Danish homeowners facing high electricity prices as temperatures plummet along with wind speeds
Petrol prices have been on the decline recently to the point they are now on a par with pre-War in Ukraine prices seen in 2021. A similar trend has been observed with natural gas prices.
Nevertheless, energy prices for homeowners have been rising due to the cold spell.
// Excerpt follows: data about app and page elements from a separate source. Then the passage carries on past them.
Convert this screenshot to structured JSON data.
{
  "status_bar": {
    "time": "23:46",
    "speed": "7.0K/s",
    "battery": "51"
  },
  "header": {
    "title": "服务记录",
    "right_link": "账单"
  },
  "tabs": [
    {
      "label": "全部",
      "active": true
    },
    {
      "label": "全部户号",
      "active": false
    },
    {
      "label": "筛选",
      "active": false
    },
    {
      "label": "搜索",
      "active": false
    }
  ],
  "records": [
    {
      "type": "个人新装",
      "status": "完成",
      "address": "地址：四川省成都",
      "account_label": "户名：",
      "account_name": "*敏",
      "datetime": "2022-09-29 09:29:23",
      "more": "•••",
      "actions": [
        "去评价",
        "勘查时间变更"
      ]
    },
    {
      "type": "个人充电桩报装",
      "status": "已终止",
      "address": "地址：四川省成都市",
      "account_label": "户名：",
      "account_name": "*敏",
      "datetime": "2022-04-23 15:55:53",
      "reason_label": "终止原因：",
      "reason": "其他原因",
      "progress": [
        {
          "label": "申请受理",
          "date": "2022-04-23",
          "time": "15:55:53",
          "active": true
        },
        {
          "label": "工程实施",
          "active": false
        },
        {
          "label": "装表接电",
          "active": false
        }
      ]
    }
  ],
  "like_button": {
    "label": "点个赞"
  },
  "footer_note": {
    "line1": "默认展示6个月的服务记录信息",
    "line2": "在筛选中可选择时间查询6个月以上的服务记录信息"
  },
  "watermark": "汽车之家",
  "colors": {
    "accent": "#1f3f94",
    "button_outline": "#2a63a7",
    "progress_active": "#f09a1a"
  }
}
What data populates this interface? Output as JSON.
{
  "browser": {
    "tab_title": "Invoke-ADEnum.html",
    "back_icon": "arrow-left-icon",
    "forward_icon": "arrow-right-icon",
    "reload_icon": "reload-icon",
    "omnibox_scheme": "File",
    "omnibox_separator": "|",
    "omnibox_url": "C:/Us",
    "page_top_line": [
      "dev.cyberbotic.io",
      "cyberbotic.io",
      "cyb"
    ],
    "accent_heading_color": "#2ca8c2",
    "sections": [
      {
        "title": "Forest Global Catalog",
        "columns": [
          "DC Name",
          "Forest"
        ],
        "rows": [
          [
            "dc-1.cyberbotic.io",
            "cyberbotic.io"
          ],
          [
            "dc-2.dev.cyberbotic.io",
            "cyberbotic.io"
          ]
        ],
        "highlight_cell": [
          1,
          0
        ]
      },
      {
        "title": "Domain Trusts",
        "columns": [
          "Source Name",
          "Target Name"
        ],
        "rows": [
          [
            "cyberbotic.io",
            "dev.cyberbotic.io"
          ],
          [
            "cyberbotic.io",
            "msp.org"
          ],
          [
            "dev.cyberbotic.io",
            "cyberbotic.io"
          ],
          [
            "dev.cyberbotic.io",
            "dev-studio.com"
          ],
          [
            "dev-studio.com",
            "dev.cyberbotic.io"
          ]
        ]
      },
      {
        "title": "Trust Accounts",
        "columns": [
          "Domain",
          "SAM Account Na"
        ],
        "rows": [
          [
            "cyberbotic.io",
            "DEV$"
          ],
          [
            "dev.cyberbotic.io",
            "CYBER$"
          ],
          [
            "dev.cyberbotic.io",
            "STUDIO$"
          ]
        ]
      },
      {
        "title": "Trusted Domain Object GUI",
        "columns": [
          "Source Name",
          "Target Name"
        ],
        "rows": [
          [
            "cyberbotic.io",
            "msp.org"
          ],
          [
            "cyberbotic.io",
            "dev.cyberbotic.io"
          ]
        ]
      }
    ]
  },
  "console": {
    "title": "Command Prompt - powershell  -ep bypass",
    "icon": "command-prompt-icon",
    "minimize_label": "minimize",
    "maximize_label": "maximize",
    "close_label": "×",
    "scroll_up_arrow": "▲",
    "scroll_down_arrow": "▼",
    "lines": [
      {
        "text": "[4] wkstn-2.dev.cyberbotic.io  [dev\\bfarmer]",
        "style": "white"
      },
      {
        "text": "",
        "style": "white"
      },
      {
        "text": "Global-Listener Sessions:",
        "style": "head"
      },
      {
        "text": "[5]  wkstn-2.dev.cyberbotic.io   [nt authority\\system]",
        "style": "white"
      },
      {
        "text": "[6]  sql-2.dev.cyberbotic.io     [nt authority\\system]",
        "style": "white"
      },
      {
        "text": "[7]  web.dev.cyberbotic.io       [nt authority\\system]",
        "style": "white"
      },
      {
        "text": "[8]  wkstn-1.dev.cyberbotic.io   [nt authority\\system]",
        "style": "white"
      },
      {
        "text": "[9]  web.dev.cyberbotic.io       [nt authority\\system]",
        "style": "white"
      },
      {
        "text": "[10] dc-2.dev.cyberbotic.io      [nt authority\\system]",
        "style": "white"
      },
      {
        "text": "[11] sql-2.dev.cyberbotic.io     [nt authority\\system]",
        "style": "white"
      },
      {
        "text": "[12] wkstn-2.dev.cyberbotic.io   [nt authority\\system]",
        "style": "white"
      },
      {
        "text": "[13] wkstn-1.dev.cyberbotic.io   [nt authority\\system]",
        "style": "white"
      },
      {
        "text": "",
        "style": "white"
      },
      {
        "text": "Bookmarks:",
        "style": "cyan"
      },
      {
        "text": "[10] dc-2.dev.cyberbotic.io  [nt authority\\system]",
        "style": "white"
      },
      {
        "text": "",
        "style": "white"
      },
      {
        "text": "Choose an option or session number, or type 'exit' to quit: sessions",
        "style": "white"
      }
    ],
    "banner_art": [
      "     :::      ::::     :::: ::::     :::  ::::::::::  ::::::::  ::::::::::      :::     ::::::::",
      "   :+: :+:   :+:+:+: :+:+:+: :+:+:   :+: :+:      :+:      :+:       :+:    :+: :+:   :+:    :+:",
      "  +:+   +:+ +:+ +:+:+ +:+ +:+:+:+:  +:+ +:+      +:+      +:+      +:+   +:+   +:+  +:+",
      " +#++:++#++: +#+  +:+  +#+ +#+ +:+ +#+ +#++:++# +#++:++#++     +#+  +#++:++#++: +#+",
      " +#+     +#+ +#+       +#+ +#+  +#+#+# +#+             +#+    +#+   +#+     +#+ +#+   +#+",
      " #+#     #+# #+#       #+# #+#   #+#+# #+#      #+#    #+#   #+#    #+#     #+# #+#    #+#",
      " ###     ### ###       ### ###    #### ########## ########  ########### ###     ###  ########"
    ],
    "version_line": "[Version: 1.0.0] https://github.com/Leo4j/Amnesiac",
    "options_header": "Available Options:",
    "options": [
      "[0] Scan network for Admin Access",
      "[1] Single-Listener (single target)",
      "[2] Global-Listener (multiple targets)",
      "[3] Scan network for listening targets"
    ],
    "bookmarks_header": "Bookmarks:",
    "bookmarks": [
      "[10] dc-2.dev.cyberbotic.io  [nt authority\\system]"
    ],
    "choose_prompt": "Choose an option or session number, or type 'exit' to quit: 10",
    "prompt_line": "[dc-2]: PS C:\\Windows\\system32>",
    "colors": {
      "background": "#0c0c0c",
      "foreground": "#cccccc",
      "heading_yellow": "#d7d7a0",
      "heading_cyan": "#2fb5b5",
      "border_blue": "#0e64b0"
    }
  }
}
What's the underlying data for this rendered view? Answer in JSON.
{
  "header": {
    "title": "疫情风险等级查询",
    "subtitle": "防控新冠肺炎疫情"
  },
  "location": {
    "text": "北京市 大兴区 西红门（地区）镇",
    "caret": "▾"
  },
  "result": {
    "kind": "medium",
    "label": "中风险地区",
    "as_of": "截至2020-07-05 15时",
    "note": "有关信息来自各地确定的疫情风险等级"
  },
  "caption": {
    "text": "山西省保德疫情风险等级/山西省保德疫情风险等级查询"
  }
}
Before temperatures plummeted, it was quite easy to pick and choose the best times of the day to run the dishwasher or washing machine and only pay 1 kroner per KWh.
But now, low temperatures combined with low wind speeds have seen hourly rates rise to between 3 and 5 kroner per KWh.
Generally, 21:00-06:00 is a favourable time as prices tend not to exceed 3 kroner per KWh. The best time is usually from 02:00-03:00.
Huge Power-to-X potential
In other energy news, Ørsted and Skovgaard Energy, two power companies involved in renewable energy development, have joined forces to develop a large-scale Power-to-X (PtX) facility in western Denmark.
The project, which will be located in Idomlund, is expected to be the landfall for parts of the huge offshore wind expansion taking place in the North Sea.
The project has the potential to become Europe’s largest PtX facility, as it is expected to produce 65 GW by 2030 and at least 150 GW by 2050.
Danish Energy Agency to allow CO2 storage project
There are a few other energy projects on the horizon in Denmark as well.
A Greensand pilot project is aiming to inject and store up to 15,000 tonnes of CO2 in the former Nini West oil field in the North Sea.
A project permit, which has been approved by the Danish Energy Agency, is set to run until April 1.
Aalborg Portland seeks emission cuts
Additionally, Aalborg Portland has unveiled a pilot project involving plans to capture CO2 via a new plant.
The country’s biggest CO2 emitter is working hard to reduce its carbon emissions, and it has formulated a goal to decrease emissions by 70 percent by 2030.
According to Aalborg Portland CEO, Michael Lundgaard Thomsen, the new plant will cost billions of kroner, but could capture around 400,000 tonnes of CO2 annually by 2030.